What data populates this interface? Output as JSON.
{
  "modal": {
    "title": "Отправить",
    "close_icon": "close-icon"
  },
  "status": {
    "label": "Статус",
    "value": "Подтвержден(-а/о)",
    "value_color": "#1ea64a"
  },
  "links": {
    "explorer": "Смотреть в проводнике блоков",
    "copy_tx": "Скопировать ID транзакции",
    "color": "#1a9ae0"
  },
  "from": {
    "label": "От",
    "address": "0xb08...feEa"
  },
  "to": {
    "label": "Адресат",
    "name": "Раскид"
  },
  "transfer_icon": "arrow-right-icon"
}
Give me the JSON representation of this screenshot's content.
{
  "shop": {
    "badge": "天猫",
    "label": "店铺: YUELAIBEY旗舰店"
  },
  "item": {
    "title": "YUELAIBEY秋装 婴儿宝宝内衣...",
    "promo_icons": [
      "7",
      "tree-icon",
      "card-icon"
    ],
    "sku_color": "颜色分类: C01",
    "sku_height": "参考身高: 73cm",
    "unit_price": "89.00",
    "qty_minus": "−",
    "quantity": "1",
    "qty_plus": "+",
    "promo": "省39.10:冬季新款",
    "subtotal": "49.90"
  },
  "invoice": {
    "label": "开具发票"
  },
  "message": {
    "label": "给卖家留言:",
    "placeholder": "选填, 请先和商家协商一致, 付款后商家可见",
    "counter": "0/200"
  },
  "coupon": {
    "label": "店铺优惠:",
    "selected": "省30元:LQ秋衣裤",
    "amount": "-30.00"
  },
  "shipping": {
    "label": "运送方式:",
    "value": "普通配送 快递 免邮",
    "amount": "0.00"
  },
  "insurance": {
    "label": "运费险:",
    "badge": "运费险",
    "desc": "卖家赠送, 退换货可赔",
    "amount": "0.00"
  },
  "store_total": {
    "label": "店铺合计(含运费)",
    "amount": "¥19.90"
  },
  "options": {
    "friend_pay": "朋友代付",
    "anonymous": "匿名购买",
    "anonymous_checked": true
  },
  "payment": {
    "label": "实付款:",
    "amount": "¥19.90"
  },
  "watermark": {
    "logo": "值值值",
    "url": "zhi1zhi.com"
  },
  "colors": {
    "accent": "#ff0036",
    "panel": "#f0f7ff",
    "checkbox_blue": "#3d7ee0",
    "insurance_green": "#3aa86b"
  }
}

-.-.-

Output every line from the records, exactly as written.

**Solution below:**
What data populates this interface? Output as JSON.
{
  "modal": {
    "title": "Отправить",
    "close_icon": "close-icon"
  },
  "status": {
    "label": "Статус",
    "value": "Подтвержден(-а/о)",
    "value_color": "#1ea64a"
  },
  "links": {
    "explorer": "Смотреть в проводнике блоков",
    "copy_tx": "Скопировать ID транзакции",
    "color": "#1a9ae0"
  },
  "from": {
    "label": "От",
    "address": "0xb08...feEa"
  },
  "to": {
    "label": "Адресат",
    "name": "Раскид"
  },
  "transfer_icon": "arrow-right-icon"
}
Give me the JSON representation of this screenshot's content.
{
  "shop": {
    "badge": "天猫",
    "label": "店铺: YUELAIBEY旗舰店"
  },
  "item": {
    "title": "YUELAIBEY秋装 婴儿宝宝内衣...",
    "promo_icons": [
      "7",
      "tree-icon",
      "card-icon"
    ],
    "sku_color": "颜色分类: C01",
    "sku_height": "参考身高: 73cm",
    "unit_price": "89.00",
    "qty_minus": "−",
    "quantity": "1",
    "qty_plus": "+",
    "promo": "省39.10:冬季新款",
    "subtotal": "49.90"
  },
  "invoice": {
    "label": "开具发票"
  },
  "message": {
    "label": "给卖家留言:",
    "placeholder": "选填, 请先和商家协商一致, 付款后商家可见",
    "counter": "0/200"
  },
  "coupon": {
    "label": "店铺优惠:",
    "selected": "省30元:LQ秋衣裤",
    "amount": "-30.00"
  },
  "shipping": {
    "label": "运送方式:",
    "value": "普通配送 快递 免邮",
    "amount": "0.00"
  },
  "insurance": {
    "label": "运费险:",
    "badge": "运费险",
    "desc": "卖家赠送, 退换货可赔",
    "amount": "0.00"
  },
  "store_total": {
    "label": "店铺合计(含运费)",
    "amount": "¥19.90"
  },
  "options": {
    "friend_pay": "朋友代付",
    "anonymous": "匿名购买",
    "anonymous_checked": true
  },
  "payment": {
    "label": "实付款:",
    "amount": "¥19.90"
  },
  "watermark": {
    "logo": "值值值",
    "url": "zhi1zhi.com"
  },
  "colors": {
    "accent": "#ff0036",
    "panel": "#f0f7ff",
    "checkbox_blue": "#3d7ee0",
    "insurance_green": "#3aa86b"
  }
}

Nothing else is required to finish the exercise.